Let , , and be the fixed-effect meta-analysis test statistic, estimated effect, and SE, respectively, for the intersection hypotheses indexed by . Since , the meta-analysis test statistic can be expressed in terms of , :

(5)

Let . By definition, . We shall show that if , and . Clearly, since . Therefore, the result follows by showing that and .

We start by showing that . If , then by definition and therefore it follows that . If then

where the first inequality follows from (5) and the definition of , the second inequality follows since for all , and the last equality follows since

Since it thus follows that .
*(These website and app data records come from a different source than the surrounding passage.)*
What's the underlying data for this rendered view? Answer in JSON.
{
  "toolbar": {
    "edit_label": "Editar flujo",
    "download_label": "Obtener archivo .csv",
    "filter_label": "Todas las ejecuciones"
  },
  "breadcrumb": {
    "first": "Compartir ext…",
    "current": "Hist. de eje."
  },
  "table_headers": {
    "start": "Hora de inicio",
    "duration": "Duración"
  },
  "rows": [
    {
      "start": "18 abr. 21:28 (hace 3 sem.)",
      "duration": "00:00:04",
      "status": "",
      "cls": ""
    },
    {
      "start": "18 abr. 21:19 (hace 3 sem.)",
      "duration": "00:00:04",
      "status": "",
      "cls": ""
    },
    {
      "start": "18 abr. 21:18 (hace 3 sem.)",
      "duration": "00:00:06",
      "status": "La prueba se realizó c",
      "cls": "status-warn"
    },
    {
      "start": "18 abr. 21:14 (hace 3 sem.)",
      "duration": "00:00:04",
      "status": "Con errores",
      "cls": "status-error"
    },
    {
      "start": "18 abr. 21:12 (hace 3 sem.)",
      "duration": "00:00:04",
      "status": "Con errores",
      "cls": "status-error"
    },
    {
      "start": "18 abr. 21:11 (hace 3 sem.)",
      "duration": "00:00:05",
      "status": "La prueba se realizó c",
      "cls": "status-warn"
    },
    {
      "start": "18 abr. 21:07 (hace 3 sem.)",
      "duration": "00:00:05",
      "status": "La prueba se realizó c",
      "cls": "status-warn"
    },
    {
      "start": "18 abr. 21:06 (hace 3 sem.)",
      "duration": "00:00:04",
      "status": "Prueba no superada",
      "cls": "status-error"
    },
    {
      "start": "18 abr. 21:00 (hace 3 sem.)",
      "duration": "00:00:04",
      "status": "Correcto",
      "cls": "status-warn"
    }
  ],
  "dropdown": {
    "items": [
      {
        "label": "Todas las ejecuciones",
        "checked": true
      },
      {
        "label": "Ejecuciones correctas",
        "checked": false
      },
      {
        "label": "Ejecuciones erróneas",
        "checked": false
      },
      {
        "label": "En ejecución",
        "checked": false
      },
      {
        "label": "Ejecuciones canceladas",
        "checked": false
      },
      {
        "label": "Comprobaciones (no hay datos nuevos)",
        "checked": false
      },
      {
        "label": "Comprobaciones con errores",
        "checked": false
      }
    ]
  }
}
Next, we show that . By definition, . Since and

it follows that and therefore that .

Therefore, if we have and . Similar arguments show that if , and . It thus follows that .

Remark A.1

The property that, with probability one, the global null -value is smaller than the -value, is not satisfied with popular combining functions such as Fisher, Simes, and Bonferroni (Benjamini Y and Heller R, 2008). For example, if are the ordered -values, then the Bonferroni meta-analysis -value is , its -value for is , and